• Exercise: Reply with one number: the count of lines in the data that hold the string "JSON".

┌─ Dataset extract

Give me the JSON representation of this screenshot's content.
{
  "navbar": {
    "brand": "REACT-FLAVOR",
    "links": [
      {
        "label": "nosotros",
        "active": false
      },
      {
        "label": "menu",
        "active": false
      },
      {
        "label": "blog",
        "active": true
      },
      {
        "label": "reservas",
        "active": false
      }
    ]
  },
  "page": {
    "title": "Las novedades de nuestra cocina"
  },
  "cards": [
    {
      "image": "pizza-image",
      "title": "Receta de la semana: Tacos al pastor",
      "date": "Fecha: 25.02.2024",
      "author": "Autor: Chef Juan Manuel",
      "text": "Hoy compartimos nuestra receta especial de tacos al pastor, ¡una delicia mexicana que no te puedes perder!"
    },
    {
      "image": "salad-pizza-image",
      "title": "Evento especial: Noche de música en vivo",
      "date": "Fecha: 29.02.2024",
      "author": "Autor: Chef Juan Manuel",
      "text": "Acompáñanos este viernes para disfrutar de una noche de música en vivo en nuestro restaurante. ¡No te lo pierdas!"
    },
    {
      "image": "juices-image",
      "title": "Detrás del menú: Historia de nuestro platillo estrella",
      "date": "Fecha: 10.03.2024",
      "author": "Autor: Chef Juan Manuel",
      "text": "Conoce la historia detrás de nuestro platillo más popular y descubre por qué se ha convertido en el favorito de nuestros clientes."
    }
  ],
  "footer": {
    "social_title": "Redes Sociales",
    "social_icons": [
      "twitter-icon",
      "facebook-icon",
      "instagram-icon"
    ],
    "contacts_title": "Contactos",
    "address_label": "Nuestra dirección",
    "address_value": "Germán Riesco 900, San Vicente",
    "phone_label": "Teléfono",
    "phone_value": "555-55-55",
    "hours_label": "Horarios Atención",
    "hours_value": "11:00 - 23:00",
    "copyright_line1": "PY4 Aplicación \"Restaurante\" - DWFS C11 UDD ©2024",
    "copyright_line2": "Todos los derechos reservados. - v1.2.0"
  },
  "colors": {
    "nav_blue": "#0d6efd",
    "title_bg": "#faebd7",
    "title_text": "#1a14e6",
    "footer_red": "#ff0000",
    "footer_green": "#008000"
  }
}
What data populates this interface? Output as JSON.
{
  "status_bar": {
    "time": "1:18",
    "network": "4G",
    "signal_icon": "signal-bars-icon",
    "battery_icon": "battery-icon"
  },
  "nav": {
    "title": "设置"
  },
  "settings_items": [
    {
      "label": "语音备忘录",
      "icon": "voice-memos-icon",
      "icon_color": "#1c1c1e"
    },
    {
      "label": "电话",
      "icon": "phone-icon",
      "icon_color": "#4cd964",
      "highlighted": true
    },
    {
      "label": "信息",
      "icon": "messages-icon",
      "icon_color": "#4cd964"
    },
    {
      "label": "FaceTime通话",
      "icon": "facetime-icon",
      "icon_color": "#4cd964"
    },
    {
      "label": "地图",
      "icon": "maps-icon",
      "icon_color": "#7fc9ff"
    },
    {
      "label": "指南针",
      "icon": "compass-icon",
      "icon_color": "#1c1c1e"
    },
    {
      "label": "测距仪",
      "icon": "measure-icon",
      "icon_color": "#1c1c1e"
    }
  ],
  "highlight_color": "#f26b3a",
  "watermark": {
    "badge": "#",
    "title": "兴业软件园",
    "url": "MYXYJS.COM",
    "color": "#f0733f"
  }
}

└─

• Output below: 2